Wherever the word "QToolBar" appears in the entries, copy the whole line.

++++ Data extracts ++++

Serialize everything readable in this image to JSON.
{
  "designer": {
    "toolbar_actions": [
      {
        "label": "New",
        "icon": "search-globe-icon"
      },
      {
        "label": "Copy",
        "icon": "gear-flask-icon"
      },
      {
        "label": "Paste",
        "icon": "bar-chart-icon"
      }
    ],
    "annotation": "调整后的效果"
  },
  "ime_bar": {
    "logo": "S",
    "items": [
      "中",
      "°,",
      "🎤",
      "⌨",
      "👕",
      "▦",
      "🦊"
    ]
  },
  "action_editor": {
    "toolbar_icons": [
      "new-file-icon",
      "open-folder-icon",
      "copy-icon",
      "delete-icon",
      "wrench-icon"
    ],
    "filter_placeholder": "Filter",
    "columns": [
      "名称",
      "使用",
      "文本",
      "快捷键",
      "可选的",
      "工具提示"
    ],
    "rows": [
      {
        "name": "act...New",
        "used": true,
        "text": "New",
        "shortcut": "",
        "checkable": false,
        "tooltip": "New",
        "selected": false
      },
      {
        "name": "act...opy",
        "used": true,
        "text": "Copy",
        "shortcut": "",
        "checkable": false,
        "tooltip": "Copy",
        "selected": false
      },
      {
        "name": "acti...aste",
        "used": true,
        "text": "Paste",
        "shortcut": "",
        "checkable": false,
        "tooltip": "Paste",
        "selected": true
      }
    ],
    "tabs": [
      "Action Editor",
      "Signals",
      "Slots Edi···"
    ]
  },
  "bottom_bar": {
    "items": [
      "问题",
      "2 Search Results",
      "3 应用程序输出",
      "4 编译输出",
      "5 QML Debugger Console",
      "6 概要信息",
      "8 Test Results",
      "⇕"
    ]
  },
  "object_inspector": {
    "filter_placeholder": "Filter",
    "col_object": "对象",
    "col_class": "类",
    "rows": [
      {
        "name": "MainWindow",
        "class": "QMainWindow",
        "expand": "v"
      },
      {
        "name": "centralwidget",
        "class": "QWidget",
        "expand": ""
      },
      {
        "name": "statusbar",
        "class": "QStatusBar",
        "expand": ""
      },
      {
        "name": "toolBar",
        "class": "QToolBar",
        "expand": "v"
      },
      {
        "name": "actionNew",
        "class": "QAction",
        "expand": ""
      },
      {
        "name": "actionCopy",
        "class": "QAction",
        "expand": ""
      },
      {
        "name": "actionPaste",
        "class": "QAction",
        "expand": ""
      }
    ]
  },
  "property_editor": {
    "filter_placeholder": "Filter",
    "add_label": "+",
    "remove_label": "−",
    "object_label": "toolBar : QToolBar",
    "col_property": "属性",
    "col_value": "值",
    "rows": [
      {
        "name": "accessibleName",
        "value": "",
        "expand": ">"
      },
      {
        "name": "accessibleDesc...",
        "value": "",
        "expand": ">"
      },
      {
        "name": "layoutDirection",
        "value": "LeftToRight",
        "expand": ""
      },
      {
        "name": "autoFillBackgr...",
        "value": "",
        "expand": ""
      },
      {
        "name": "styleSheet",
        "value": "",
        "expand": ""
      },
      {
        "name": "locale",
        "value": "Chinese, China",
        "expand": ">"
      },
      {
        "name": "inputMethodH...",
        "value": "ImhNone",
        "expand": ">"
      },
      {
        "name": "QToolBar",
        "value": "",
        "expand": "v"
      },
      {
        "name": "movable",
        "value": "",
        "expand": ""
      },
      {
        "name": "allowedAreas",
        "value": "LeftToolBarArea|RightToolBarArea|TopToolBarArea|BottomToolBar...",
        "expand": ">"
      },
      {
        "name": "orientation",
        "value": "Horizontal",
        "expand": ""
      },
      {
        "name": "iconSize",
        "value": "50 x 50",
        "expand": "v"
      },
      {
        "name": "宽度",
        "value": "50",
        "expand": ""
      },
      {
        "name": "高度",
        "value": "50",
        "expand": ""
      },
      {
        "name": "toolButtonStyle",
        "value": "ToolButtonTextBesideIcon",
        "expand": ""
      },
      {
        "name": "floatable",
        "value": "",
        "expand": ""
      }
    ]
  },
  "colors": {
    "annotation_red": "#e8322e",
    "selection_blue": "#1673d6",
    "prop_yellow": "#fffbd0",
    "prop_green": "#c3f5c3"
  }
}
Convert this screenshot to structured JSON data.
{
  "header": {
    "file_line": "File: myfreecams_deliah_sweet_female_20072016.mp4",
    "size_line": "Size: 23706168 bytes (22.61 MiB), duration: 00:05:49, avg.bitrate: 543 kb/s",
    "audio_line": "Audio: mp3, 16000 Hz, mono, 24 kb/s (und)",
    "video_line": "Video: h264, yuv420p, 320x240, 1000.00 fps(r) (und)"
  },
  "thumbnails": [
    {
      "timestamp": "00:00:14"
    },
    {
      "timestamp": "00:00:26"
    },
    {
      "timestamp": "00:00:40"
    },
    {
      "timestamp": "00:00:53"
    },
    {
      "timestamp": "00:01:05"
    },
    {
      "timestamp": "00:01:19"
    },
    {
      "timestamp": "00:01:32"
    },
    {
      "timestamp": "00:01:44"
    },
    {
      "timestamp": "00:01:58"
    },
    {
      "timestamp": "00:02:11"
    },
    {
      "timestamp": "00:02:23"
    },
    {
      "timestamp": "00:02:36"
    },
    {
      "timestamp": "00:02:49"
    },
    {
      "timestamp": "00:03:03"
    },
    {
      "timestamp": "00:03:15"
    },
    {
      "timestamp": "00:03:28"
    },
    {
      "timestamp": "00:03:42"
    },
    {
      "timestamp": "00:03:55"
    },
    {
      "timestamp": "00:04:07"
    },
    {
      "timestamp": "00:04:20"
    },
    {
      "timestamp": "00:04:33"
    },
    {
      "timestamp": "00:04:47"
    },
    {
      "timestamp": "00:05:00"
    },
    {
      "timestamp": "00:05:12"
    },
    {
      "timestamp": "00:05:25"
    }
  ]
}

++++

» **Answer box**
        "class": "QToolBar",
    "object_label": "toolBar : QToolBar",
        "name": "QToolBar",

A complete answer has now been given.